WHAT TO DO
Among the records below, find the lines containing "JSON" and state only how many there are.
(GIVEN DATA begins)
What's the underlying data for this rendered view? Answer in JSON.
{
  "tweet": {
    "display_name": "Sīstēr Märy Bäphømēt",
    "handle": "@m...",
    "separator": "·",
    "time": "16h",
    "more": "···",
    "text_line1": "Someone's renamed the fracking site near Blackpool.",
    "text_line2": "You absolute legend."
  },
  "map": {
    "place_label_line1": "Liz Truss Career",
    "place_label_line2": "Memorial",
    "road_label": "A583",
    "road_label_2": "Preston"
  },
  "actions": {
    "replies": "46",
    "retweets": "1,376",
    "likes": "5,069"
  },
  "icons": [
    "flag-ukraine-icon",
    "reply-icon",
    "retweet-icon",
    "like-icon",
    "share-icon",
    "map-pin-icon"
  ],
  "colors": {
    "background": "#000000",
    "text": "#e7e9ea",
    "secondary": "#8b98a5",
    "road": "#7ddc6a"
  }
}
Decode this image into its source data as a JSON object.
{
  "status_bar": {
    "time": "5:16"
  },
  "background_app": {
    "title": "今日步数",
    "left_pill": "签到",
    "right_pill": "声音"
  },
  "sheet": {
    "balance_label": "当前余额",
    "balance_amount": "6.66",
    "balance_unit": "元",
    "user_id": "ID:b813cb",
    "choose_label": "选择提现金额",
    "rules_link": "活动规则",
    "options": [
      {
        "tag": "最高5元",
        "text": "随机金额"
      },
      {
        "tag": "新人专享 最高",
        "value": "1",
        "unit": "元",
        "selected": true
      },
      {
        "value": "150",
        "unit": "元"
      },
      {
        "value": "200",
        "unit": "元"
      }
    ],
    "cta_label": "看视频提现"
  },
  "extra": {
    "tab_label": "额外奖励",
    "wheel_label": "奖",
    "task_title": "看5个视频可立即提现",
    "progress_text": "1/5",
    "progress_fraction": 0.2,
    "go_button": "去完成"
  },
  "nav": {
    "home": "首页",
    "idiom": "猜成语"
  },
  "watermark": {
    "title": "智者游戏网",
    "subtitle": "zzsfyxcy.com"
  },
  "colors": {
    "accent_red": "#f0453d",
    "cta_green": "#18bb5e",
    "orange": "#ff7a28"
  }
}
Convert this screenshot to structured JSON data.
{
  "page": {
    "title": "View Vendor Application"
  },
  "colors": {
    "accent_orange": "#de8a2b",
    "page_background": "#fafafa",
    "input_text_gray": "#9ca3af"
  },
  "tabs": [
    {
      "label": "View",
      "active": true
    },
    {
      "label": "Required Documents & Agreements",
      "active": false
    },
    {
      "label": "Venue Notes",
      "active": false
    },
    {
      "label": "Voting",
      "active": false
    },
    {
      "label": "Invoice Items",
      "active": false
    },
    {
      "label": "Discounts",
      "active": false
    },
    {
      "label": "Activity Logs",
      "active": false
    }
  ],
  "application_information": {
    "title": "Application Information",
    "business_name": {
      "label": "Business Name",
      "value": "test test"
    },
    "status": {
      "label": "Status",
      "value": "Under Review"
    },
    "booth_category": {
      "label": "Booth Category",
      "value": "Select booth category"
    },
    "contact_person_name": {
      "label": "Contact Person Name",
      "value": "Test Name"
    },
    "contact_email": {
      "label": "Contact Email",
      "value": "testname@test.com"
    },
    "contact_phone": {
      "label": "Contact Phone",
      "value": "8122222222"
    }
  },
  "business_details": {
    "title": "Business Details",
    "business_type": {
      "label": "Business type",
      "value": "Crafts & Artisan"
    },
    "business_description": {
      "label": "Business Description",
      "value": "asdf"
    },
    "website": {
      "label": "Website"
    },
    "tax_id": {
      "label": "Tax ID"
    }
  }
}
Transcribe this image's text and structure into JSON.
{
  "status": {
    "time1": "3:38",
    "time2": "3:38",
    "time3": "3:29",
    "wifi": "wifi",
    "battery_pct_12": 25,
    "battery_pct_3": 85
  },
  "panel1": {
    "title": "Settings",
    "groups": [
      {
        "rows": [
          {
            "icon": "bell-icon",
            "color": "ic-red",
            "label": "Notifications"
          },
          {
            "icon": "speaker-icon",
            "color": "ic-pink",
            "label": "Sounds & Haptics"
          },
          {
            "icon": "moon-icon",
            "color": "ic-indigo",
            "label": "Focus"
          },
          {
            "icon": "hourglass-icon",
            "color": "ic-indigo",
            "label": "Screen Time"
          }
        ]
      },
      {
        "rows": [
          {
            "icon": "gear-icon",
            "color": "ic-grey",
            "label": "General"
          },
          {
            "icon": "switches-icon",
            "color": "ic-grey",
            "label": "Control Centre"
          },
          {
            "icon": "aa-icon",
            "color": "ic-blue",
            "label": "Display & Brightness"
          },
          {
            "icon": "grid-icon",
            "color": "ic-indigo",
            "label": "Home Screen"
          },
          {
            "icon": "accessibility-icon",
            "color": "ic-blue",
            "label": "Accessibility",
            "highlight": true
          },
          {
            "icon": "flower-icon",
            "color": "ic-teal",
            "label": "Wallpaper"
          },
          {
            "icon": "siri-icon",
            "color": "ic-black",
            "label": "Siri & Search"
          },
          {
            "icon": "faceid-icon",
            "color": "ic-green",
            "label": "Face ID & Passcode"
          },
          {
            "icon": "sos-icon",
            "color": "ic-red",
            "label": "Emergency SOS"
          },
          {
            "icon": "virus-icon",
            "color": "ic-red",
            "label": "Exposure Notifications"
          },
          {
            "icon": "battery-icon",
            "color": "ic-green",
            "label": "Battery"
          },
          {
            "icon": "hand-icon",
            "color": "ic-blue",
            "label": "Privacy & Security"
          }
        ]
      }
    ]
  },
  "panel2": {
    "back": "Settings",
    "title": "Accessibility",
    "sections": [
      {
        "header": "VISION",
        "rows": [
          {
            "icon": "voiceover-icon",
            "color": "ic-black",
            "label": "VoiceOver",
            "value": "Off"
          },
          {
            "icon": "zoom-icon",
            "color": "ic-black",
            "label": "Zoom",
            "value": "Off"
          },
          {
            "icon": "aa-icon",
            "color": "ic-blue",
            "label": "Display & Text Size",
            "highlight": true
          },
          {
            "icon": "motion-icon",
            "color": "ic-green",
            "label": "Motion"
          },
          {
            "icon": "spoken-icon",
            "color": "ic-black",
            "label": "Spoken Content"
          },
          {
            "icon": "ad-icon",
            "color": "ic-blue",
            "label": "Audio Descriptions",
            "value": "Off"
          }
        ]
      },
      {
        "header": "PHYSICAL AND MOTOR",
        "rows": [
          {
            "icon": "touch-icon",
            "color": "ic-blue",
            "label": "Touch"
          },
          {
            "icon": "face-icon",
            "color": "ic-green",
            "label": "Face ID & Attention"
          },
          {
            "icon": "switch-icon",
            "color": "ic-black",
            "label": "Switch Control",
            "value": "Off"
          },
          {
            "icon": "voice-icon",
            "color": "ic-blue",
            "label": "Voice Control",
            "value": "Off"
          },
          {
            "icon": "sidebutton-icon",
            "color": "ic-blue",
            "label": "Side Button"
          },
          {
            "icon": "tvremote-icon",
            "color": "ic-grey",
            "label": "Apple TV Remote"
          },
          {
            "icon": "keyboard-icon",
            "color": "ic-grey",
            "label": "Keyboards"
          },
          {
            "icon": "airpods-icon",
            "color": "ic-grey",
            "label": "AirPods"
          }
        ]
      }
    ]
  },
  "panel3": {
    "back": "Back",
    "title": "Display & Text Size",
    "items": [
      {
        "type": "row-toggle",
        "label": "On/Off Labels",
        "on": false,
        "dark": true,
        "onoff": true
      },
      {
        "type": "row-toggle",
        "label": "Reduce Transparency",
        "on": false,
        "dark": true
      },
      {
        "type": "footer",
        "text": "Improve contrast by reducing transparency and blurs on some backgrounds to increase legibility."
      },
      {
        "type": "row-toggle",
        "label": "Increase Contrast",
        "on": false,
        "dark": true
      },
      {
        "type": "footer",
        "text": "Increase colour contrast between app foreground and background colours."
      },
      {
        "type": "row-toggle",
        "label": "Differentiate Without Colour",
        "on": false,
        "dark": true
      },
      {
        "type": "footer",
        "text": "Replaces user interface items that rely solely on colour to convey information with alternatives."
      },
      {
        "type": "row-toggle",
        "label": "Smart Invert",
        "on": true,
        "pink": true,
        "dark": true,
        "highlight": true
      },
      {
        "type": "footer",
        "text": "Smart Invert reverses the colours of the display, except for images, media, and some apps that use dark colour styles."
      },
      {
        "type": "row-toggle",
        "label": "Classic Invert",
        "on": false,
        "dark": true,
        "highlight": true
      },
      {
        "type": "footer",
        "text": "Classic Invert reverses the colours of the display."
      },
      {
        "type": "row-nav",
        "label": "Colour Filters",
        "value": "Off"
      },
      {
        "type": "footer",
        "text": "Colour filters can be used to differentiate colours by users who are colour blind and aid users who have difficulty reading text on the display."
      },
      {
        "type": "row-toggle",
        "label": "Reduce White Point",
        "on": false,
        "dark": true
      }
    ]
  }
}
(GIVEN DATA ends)
OUTPUT FOR THIS EXERCISE
4